[Start of section]

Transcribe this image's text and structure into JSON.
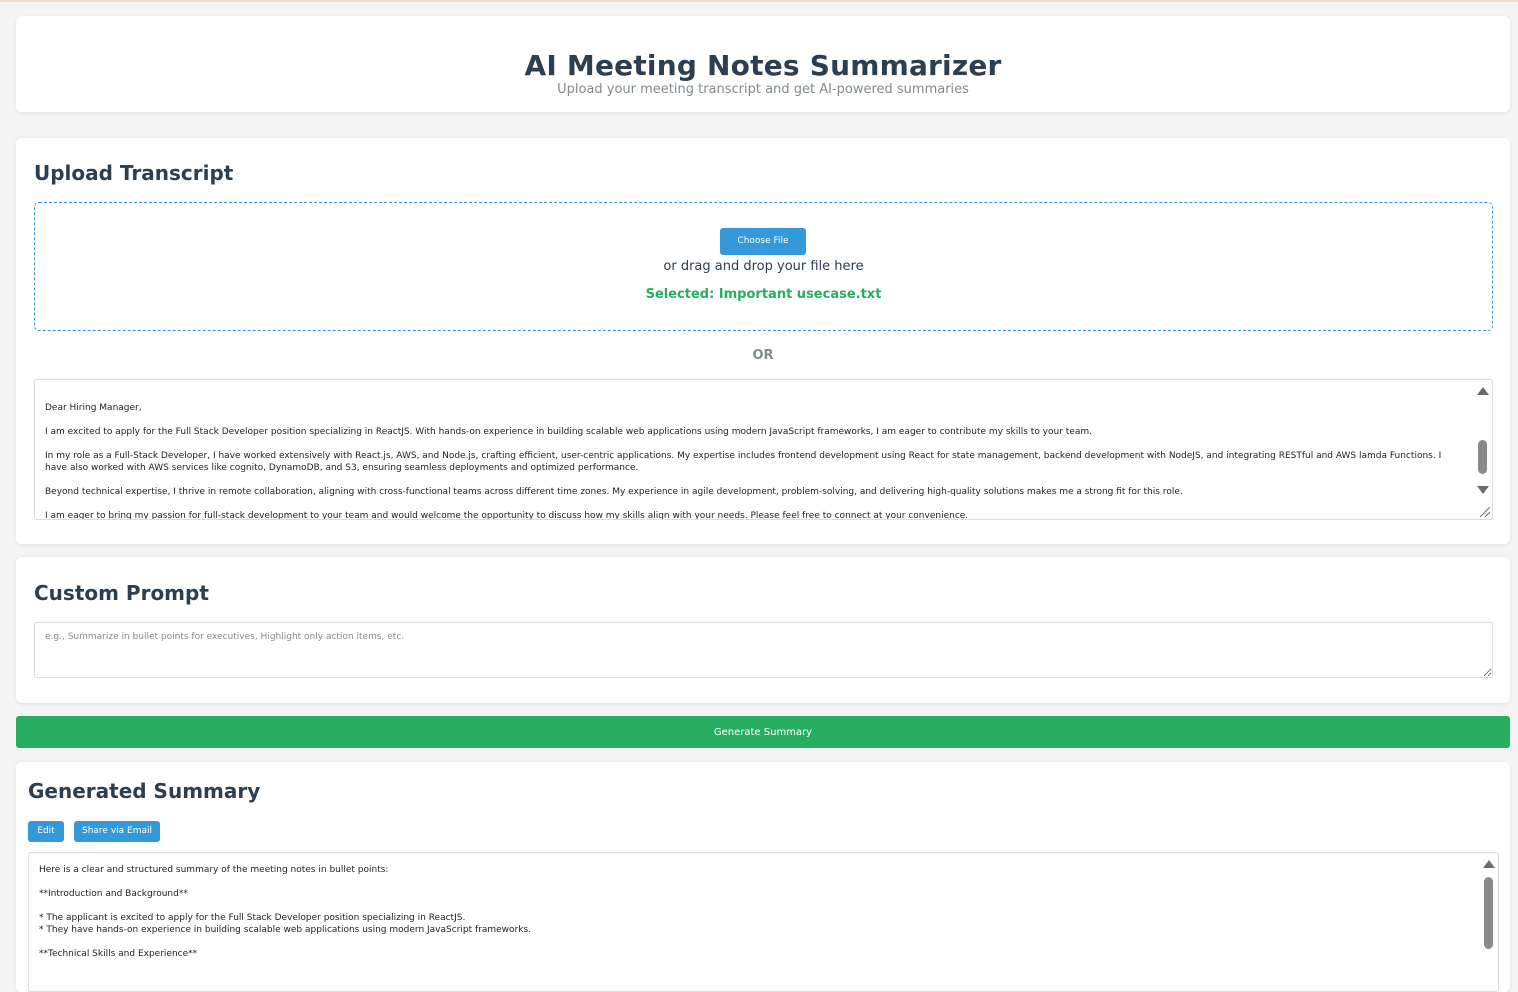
{
  "header": {
    "title": "AI Meeting Notes Summarizer",
    "subtitle": "Upload your meeting transcript and get AI-powered summaries"
  },
  "upload": {
    "title": "Upload Transcript",
    "choose_file_label": "Choose File",
    "drag_hint": "or drag and drop your file here",
    "selected_file": "Selected: Important usecase.txt",
    "or_label": "OR",
    "transcript_text": "Dear Hiring Manager,\n\nI am excited to apply for the Full Stack Developer position specializing in ReactJS. With hands-on experience in building scalable web applications using modern JavaScript frameworks, I am eager to contribute my skills to your team.\n\nIn my role as a Full-Stack Developer, I have worked extensively with React.js, AWS, and Node.js, crafting efficient, user-centric applications. My expertise includes frontend development using React for state management, backend development with NodeJS, and integrating RESTful and AWS lamda Functions. I have also worked with AWS services like cognito, DynamoDB, and S3, ensuring seamless deployments and optimized performance.\n\nBeyond technical expertise, I thrive in remote collaboration, aligning with cross-functional teams across different time zones. My experience in agile development, problem-solving, and delivering high-quality solutions makes me a strong fit for this role.\n\nI am eager to bring my passion for full-stack development to your team and would welcome the opportunity to discuss how my skills align with your needs. Please feel free to connect at your convenience."
  },
  "prompt": {
    "title": "Custom Prompt",
    "placeholder": "e.g., Summarize in bullet points for executives, Highlight only action items, etc."
  },
  "generate": {
    "label": "Generate Summary"
  },
  "summary": {
    "title": "Generated Summary",
    "edit_label": "Edit",
    "share_label": "Share via Email",
    "text": "Here is a clear and structured summary of the meeting notes in bullet points:\n\n**Introduction and Background**\n\n* The applicant is excited to apply for the Full Stack Developer position specializing in ReactJS.\n* They have hands-on experience in building scalable web applications using modern JavaScript frameworks.\n\n**Technical Skills and Experience**"
  },
  "colors": {
    "primary": "#3498db",
    "success": "#27ae60",
    "heading": "#2c3e50",
    "muted": "#7f8c8d"
  }
}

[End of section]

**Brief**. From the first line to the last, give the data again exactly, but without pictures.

**Task answer**.
Transcribe this image's text and structure into JSON.
{
  "header": {
    "title": "AI Meeting Notes Summarizer",
    "subtitle": "Upload your meeting transcript and get AI-powered summaries"
  },
  "upload": {
    "title": "Upload Transcript",
    "choose_file_label": "Choose File",
    "drag_hint": "or drag and drop your file here",
    "selected_file": "Selected: Important usecase.txt",
    "or_label": "OR",
    "transcript_text": "Dear Hiring Manager,\n\nI am excited to apply for the Full Stack Developer position specializing in ReactJS. With hands-on experience in building scalable web applications using modern JavaScript frameworks, I am eager to contribute my skills to your team.\n\nIn my role as a Full-Stack Developer, I have worked extensively with React.js, AWS, and Node.js, crafting efficient, user-centric applications. My expertise includes frontend development using React for state management, backend development with NodeJS, and integrating RESTful and AWS lamda Functions. I have also worked with AWS services like cognito, DynamoDB, and S3, ensuring seamless deployments and optimized performance.\n\nBeyond technical expertise, I thrive in remote collaboration, aligning with cross-functional teams across different time zones. My experience in agile development, problem-solving, and delivering high-quality solutions makes me a strong fit for this role.\n\nI am eager to bring my passion for full-stack development to your team and would welcome the opportunity to discuss how my skills align with your needs. Please feel free to connect at your convenience."
  },
  "prompt": {
    "title": "Custom Prompt",
    "placeholder": "e.g., Summarize in bullet points for executives, Highlight only action items, etc."
  },
  "generate": {
    "label": "Generate Summary"
  },
  "summary": {
    "title": "Generated Summary",
    "edit_label": "Edit",
    "share_label": "Share via Email",
    "text": "Here is a clear and structured summary of the meeting notes in bullet points:\n\n**Introduction and Background**\n\n* The applicant is excited to apply for the Full Stack Developer position specializing in ReactJS.\n* They have hands-on experience in building scalable web applications using modern JavaScript frameworks.\n\n**Technical Skills and Experience**"
  },
  "colors": {
    "primary": "#3498db",
    "success": "#27ae60",
    "heading": "#2c3e50",
    "muted": "#7f8c8d"
  }
}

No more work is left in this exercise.